History of Persian swords. Persian swords. Shamshir. Sword history.
In the first millennium BC the Persian armies used a sword that was originally of Scythian design called the Akinaka. However, the great conquests of the Persians made the sword more famous as a Persian weapon, to the extent that the true nature of the weapon has been lost somewhat as the name Akinaka has been used to refer to whichever form of sword the Persian army favoured at the time.
It is widely believed that the original Akinaka was a 14 to 18 inch double-edged longsword. The design was not uniform and in fact identification is made more on the nature of the scabbard than the weapon itself; the scabbard usually has a large, decorative mount allowing it to be suspended from a belt on the wearer’s right side. Because of this, it is assumed that the sword was intended to be drawn with the blade pointing downwards ready for surprise stabbing attacks.

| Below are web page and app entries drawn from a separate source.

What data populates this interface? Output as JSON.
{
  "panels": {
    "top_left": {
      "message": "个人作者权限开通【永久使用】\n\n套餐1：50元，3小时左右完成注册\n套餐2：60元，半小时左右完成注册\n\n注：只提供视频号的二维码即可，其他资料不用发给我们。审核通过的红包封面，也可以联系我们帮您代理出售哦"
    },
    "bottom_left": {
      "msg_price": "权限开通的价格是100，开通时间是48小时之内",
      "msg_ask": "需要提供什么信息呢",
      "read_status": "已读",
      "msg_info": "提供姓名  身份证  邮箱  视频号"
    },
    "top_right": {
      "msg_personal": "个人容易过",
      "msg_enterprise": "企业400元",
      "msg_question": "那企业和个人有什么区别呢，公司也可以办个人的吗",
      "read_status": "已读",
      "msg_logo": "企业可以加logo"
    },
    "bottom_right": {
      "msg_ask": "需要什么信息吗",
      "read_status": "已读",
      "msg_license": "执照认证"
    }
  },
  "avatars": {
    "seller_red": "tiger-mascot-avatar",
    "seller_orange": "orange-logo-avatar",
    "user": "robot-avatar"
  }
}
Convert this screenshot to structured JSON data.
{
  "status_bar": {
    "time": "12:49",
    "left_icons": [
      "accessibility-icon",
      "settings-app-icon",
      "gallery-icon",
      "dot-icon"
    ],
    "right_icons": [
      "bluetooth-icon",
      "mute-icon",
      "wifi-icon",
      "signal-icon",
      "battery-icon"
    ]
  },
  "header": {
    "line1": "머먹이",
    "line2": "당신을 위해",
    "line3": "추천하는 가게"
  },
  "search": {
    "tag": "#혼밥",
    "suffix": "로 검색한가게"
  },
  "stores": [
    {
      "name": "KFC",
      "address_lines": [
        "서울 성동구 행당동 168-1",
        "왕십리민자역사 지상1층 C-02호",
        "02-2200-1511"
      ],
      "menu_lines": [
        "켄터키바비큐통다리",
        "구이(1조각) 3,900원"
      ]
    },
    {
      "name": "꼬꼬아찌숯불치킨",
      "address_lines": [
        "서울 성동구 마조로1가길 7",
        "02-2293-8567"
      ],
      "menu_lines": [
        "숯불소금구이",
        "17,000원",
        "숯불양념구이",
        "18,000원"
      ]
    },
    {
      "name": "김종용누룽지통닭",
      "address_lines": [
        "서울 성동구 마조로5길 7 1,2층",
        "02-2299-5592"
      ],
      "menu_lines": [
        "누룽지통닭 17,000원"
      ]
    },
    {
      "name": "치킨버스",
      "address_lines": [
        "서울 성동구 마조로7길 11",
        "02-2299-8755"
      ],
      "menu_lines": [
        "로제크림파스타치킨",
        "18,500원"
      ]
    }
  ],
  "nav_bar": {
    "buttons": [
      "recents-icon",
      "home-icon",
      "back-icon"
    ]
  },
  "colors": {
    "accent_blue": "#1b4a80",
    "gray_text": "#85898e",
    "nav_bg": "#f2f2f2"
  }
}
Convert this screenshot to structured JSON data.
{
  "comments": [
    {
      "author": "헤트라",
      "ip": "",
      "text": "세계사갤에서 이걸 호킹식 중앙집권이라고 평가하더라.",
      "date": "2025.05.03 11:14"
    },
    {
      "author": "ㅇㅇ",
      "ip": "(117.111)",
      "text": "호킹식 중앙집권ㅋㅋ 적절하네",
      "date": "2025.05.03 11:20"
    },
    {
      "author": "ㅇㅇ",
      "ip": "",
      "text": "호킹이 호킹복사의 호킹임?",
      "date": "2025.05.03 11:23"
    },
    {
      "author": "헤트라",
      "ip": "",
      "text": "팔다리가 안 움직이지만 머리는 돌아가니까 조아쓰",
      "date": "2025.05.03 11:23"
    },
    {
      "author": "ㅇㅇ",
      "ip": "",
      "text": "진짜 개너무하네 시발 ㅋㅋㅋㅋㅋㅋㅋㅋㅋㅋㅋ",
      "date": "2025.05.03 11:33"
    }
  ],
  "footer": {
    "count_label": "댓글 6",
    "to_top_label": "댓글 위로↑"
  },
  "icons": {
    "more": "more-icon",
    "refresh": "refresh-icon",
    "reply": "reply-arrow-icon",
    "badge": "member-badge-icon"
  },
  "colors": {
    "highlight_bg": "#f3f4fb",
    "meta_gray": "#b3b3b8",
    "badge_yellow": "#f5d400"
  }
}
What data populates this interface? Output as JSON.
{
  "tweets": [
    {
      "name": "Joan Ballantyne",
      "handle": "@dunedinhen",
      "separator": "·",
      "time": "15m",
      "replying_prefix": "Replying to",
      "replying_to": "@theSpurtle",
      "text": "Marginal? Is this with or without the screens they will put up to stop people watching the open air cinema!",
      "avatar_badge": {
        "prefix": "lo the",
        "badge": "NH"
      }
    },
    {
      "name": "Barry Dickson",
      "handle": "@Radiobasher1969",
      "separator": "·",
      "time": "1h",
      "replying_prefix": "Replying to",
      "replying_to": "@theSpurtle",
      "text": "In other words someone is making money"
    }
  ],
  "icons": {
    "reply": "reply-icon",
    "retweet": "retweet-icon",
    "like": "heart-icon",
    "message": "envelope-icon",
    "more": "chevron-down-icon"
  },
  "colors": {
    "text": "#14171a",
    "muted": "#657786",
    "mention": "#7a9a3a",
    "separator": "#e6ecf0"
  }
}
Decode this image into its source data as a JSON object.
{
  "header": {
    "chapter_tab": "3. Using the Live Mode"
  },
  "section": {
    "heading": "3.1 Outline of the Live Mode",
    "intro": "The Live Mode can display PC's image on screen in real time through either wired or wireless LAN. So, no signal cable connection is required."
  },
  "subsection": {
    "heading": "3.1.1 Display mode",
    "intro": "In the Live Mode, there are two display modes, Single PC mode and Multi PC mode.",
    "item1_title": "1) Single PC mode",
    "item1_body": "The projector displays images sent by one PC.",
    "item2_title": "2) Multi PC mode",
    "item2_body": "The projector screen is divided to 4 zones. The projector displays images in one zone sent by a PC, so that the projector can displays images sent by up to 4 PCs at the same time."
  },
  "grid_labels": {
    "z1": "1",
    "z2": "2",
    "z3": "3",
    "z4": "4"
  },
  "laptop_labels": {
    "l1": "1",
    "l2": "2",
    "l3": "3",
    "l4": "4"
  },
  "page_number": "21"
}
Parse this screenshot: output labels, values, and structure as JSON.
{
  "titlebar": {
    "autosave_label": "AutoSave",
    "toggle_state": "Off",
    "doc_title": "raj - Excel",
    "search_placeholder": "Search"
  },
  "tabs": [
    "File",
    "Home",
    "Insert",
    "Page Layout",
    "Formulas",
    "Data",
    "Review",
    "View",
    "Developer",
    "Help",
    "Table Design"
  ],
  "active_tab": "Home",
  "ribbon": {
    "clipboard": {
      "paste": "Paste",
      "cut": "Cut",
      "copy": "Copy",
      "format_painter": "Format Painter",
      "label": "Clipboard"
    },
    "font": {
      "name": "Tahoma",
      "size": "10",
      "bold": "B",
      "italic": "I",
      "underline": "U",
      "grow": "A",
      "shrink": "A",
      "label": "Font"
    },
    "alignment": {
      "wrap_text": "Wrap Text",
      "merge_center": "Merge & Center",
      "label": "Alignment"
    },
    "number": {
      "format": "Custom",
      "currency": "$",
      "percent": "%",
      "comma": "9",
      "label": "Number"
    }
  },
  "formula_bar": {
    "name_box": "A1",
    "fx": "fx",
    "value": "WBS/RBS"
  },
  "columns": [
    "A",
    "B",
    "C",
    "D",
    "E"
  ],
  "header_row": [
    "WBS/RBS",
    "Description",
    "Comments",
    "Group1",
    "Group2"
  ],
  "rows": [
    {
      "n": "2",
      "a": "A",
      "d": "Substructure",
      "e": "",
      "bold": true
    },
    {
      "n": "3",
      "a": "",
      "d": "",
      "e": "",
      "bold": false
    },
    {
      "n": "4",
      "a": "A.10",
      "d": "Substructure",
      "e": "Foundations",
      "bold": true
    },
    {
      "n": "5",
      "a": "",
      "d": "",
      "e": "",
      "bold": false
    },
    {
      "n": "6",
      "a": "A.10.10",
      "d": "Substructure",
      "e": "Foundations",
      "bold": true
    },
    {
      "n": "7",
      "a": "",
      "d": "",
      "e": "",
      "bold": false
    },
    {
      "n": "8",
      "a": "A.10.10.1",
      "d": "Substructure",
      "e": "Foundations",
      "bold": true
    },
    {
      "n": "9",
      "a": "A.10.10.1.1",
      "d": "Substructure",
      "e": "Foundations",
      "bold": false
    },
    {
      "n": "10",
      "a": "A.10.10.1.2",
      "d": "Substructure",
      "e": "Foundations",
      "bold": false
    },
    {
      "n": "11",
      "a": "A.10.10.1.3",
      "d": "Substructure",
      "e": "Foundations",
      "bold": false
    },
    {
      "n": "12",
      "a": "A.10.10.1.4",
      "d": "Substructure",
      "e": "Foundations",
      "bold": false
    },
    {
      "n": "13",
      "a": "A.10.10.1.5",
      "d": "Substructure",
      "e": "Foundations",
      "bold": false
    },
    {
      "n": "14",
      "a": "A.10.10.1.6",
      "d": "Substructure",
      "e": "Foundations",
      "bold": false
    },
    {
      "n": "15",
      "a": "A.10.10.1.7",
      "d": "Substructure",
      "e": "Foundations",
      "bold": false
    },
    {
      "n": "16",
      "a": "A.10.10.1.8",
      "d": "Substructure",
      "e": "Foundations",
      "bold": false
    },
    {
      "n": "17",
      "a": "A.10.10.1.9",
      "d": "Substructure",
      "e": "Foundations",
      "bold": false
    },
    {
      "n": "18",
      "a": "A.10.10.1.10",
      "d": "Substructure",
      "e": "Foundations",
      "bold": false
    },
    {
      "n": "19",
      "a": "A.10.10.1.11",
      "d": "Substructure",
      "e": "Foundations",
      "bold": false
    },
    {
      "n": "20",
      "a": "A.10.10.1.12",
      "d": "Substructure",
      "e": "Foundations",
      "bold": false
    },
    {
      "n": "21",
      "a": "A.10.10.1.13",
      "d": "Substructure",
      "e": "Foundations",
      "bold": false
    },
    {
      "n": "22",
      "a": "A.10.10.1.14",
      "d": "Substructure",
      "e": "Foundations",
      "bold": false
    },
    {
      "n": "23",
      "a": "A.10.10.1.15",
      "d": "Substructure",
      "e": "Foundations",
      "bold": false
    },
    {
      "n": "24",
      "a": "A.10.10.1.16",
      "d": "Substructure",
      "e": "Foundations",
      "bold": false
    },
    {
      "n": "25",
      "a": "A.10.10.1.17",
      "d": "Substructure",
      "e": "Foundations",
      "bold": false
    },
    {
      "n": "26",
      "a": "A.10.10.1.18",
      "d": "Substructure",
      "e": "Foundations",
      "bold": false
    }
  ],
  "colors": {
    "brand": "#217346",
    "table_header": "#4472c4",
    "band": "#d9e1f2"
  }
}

With the expansion of the Turkish people to the shores of the Mediterranean, the curved scimitar design became more prevalent and the Akinaka was replaced with the much longer Shamshir. This weapon had only a single cutting edge and was curved to such a degree that, though the tip was pointed, actually thrusting with the weapon was wildly inaccurate. The adoption of the Shamshir demonstrated a shift in warfare from infantry formations to swift cavalry charges, where the scimitar design was greatly advantageous.